WORK INSTRUCTION
Scan the material for the string "start" and copy out every line in which it occurs.

===

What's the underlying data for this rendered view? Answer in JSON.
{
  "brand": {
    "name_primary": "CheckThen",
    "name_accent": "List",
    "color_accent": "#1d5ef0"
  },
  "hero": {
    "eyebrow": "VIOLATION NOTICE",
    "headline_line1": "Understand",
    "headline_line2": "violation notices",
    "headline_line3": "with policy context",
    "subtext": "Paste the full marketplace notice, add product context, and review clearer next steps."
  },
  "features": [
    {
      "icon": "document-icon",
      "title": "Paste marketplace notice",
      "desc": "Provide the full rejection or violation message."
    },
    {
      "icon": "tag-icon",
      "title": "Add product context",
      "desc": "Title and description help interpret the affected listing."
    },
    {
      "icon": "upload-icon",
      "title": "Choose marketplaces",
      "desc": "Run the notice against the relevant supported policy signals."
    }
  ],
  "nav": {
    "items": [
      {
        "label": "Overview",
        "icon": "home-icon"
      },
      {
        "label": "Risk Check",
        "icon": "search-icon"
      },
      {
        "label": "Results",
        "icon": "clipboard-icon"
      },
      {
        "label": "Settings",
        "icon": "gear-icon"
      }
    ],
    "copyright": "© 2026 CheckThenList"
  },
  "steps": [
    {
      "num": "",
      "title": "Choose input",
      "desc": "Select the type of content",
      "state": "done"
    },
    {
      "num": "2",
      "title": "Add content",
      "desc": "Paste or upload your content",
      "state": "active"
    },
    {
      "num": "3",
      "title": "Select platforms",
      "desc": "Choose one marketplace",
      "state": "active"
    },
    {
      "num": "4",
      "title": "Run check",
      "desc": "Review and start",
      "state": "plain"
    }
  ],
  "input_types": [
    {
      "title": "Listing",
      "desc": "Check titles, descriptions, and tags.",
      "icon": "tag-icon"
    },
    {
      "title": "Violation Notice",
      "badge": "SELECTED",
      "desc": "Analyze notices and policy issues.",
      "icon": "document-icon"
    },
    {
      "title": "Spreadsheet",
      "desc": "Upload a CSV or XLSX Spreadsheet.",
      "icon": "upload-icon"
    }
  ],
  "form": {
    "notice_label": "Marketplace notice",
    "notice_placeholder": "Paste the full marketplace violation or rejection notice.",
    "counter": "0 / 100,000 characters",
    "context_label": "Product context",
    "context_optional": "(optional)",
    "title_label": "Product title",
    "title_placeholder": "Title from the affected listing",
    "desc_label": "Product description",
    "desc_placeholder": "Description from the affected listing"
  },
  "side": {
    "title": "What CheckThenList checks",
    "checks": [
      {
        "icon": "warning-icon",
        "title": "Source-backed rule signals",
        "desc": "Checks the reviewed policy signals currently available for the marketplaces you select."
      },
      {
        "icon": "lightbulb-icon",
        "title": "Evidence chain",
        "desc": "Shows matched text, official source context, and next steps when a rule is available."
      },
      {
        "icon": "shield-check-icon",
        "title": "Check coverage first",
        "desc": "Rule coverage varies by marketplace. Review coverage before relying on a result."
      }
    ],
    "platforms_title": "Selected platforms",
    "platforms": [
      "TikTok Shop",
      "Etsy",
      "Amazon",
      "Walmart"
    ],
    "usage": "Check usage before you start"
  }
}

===

OUTPUT FOR THIS TASK
      "desc": "Review and start",
    "usage": "Check usage before you start"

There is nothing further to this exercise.